A sincere and moving production which captured the complexities of Arthur Miller’s American classic. The play tells the story of an old salesman, Willy Loman, whose family relationships and livelihood are falling apart, as well as his dreams of greatness both for his family and for his country.
I would say that I am over-familiar with this particular play. I have seen it multiple times, as well as having studied it as part of my first-year course. While I appreciate its value, I have never much enjoyed it as a play, but the Bailey Theatre Company managed to breathe new life into it, with acting that is truly emotionally convincing, and a real understanding of the power of the unadulterated source material. Indeed, they hardly changed the play at all, opting for a straight portrayal in almost every case. For those familiar with this play, this might have been a little boring if not for the compellingly strong acting.
Charlie Howe and Ellie Fidler in the roles of Willy and Linda Loman were especially notable for their performances in emotionally demanding roles. Charlie Howe managing to portray Willy’s constantly changing emotions and mental decline convincingly, and the couple were believable elderly parents despite their appearance, because of their careful use of mannerisms. Their performances were rarely awkward or wooden, and they made the characters vivid and did justice to their psychological complexity.
In this unimaginably bleak play, they managed to score some laughs from the audience, through emphasising the comedy in the parts of Happy and Bernard, played by Dan Carr and Ed Cook respectively. Rather than undermining the seriousness of the play, as is always a danger, instead the comedy encouraged a connection and engagement with some of the more peripheral characters which helped to emphasise the deep tragedy of the ending. Samad Chowdhury and Dan Carr (Biff and Happy), even managed to pull off the scenes in which they have to act like young boys, scenes which are often embarrassing or even accidentally comical when attempted by adult professional actors.

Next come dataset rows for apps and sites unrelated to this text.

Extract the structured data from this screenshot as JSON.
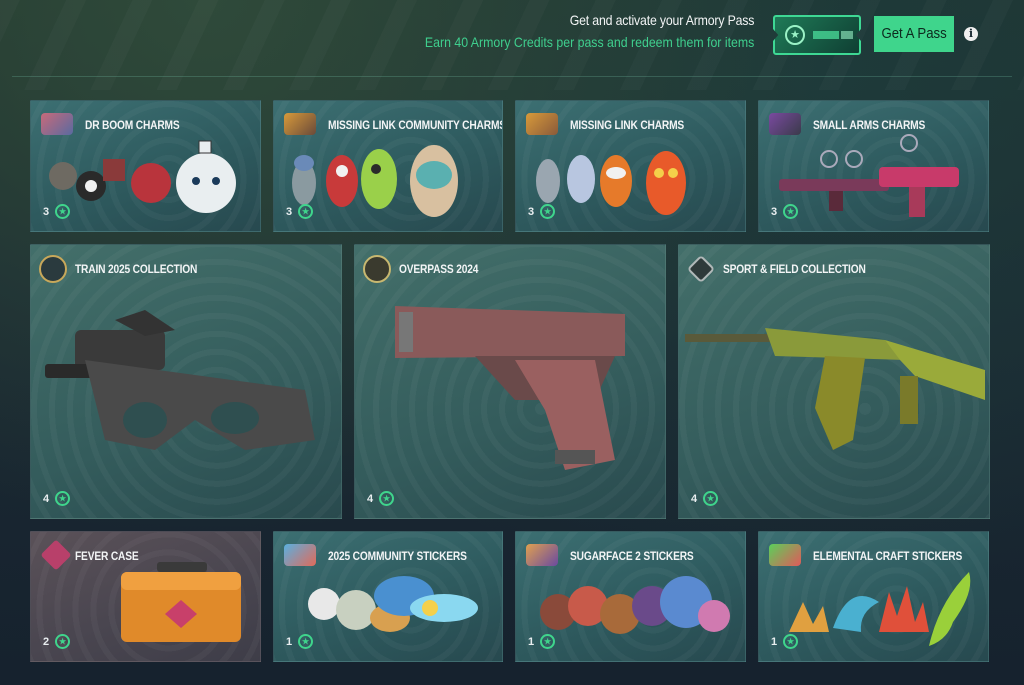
{
  "promo": {
    "title": "Get and activate your Armory Pass",
    "subtitle": "Earn 40 Armory Credits per pass and redeem them for items",
    "button_label": "Get A Pass",
    "info_label": "i",
    "accent": "#3fd58c"
  },
  "rows": {
    "top": [
      {
        "title": "Dr Boom Charms",
        "cost": "3",
        "icon": "charm-icon"
      },
      {
        "title": "Missing Link Community Charms",
        "cost": "3",
        "icon": "charm-icon"
      },
      {
        "title": "Missing Link Charms",
        "cost": "3",
        "icon": "charm-icon"
      },
      {
        "title": "Small Arms Charms",
        "cost": "3",
        "icon": "charm-icon"
      }
    ],
    "middle": [
      {
        "title": "Train 2025 Collection",
        "cost": "4",
        "icon": "collection-emblem-icon"
      },
      {
        "title": "Overpass 2024",
        "cost": "4",
        "icon": "collection-emblem-icon"
      },
      {
        "title": "Sport & Field Collection",
        "cost": "4",
        "icon": "collection-emblem-icon"
      }
    ],
    "bottom": [
      {
        "title": "Fever Case",
        "cost": "2",
        "icon": "case-icon"
      },
      {
        "title": "2025 Community Stickers",
        "cost": "1",
        "icon": "sticker-icon"
      },
      {
        "title": "Sugarface 2 Stickers",
        "cost": "1",
        "icon": "sticker-icon"
      },
      {
        "title": "Elemental Craft Stickers",
        "cost": "1",
        "icon": "sticker-icon"
      }
    ]
  }
}
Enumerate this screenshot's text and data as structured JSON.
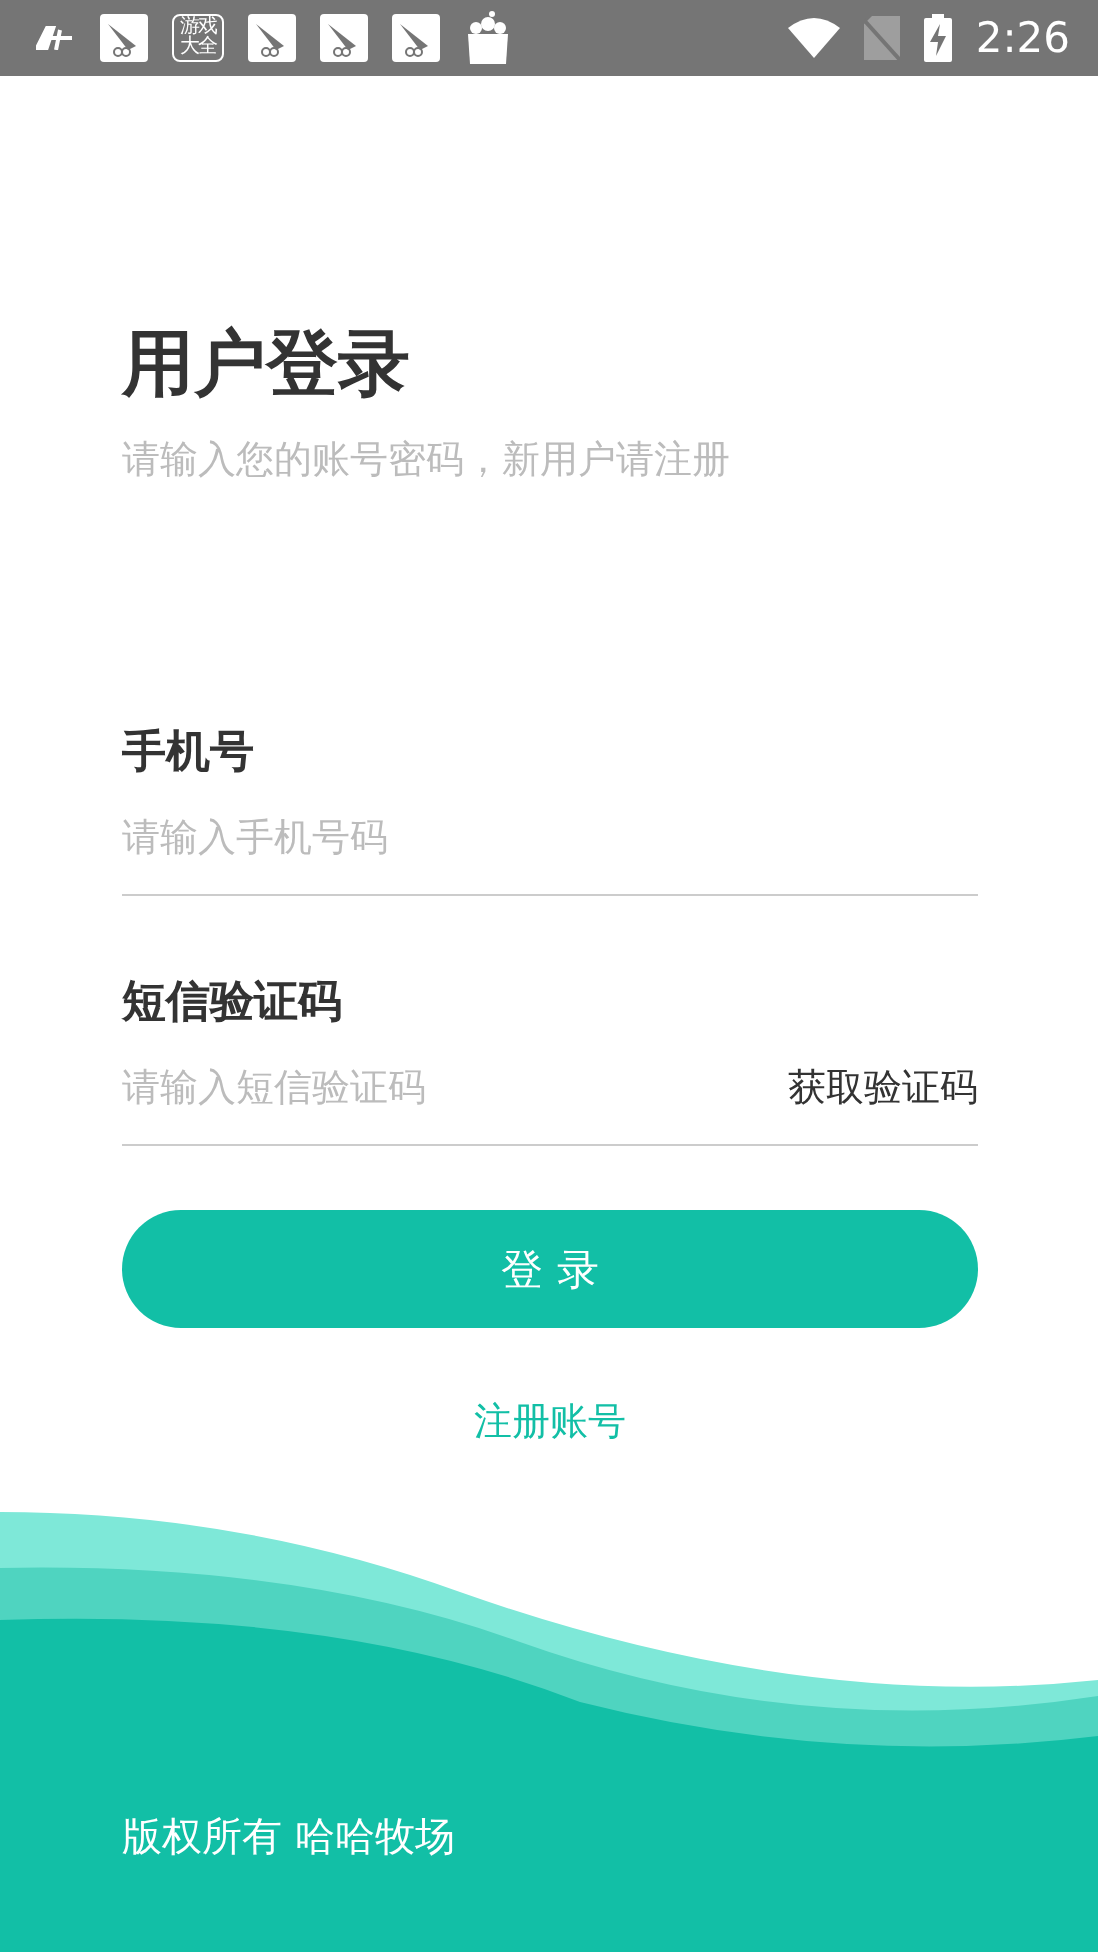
{
  "status_bar": {
    "notifications": [
      {
        "kind": "app"
      },
      {
        "kind": "badge",
        "text": "游戏大全"
      },
      {
        "kind": "app"
      },
      {
        "kind": "app"
      },
      {
        "kind": "app"
      },
      {
        "kind": "bag"
      }
    ],
    "time": "2:26"
  },
  "title": "用户登录",
  "subtitle": "请输入您的账号密码，新用户请注册",
  "fields": [
    {
      "label": "手机号",
      "placeholder": "请输入手机号码"
    },
    {
      "label": "短信验证码",
      "placeholder": "请输入短信验证码",
      "action": "获取验证码"
    }
  ],
  "login_button": "登 录",
  "register_link": "注册账号",
  "footer": "版权所有 哈哈牧场"
}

The lighting was also particularly effective, with the change of light colour reflecting the mood of the scene, and the blue light especially emphasising Willy Loman’s dream-like visions of the past. I was, however, a little unsure about their portrayal of Ben, Willy Loman’s entrepreneurial brother. The heavily emphasised the performative aspect of the part, as he merely symbolises Willy’s past regrets of missed opportunity, but it came off as a little wooden. They also tried something different by choosing Isabella Cowell to play Charley. Although I sympathise with the lack of female roles in this play, and fully support disregarding the gender of roles during casting, I’m not sure how well she carried the role and as a consequence the character of Charley was somewhat lost amidst some of the more dynamic portrayals.
I also had a few qualms with the venue. I had never been in the Old Library at John’s before, and it was an interesting space, but I was not sure how effective it was as a theatre. On one half of the room there are pillars which obscure the view of the stage, and while this was partly my fault for my seat choice, nevertheless it took constant manoeuvring to be able to see all of the action. The lack of a raised stage did not help this either, however being on the same level as the audience did work well to make the production more natural and personal.

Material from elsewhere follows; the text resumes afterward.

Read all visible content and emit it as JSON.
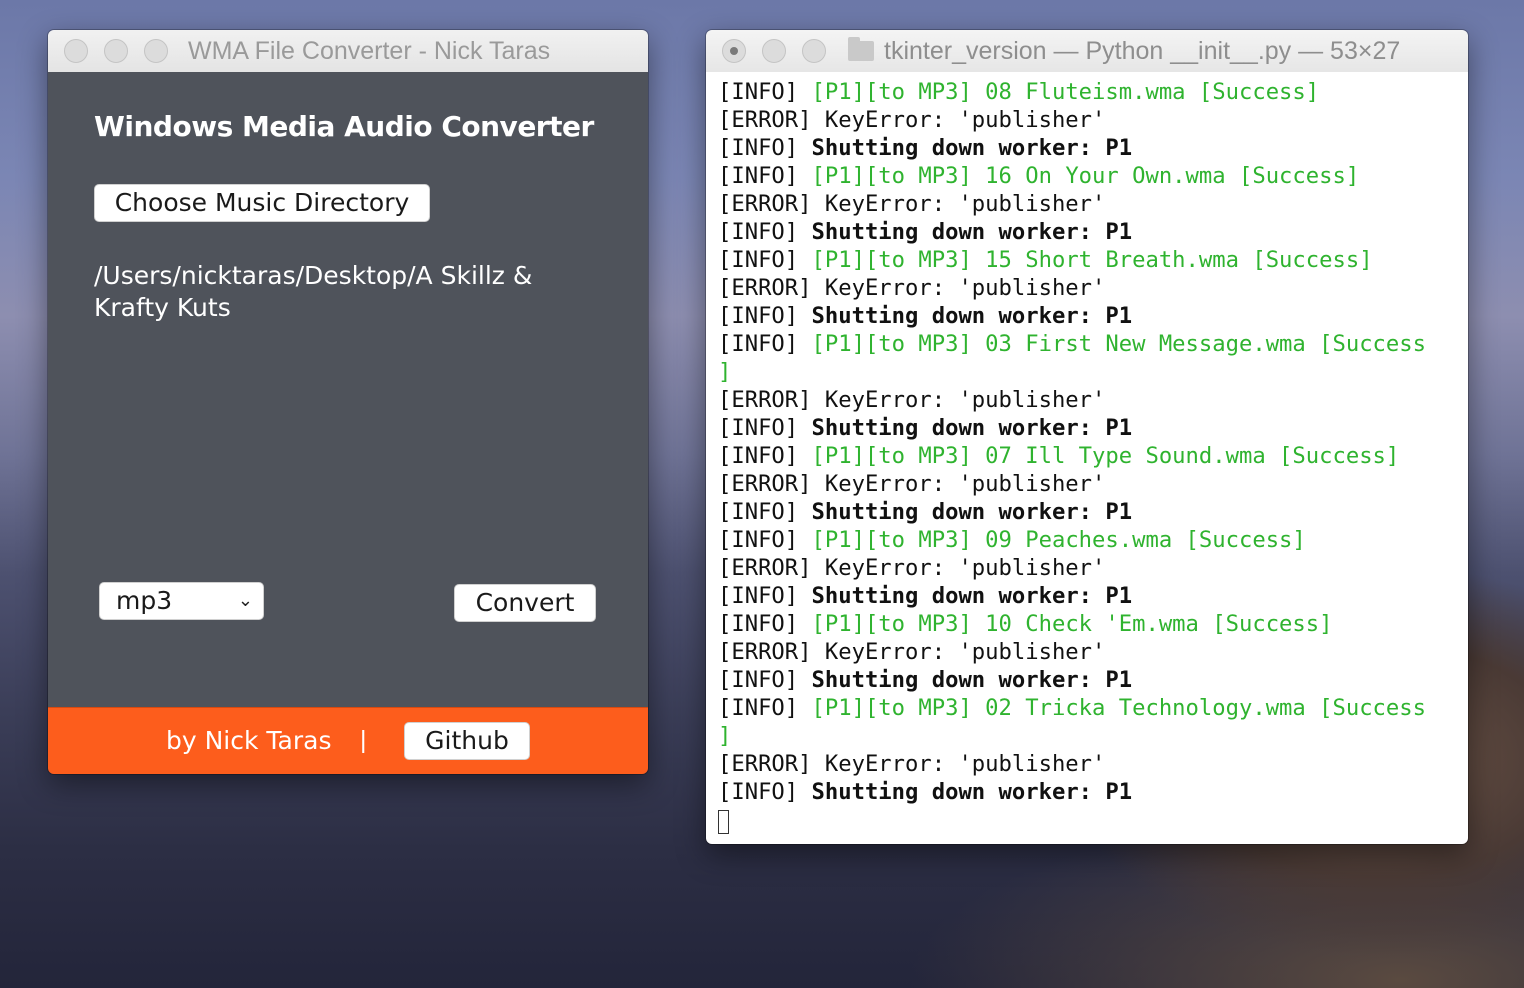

I walked home feeling truly emotionally drained, which lives up to my expectation of the effect Miller should have. A thoroughly haunting play, which was done justice with some wonderful acting and an earnest and well-thought out production.
Tickets are still available for tonight’s performance at 7:30pm, as well as tomorrow at 7:00pm, and I would definitely recommend seeing it!
By Isabel Carmichael-Davis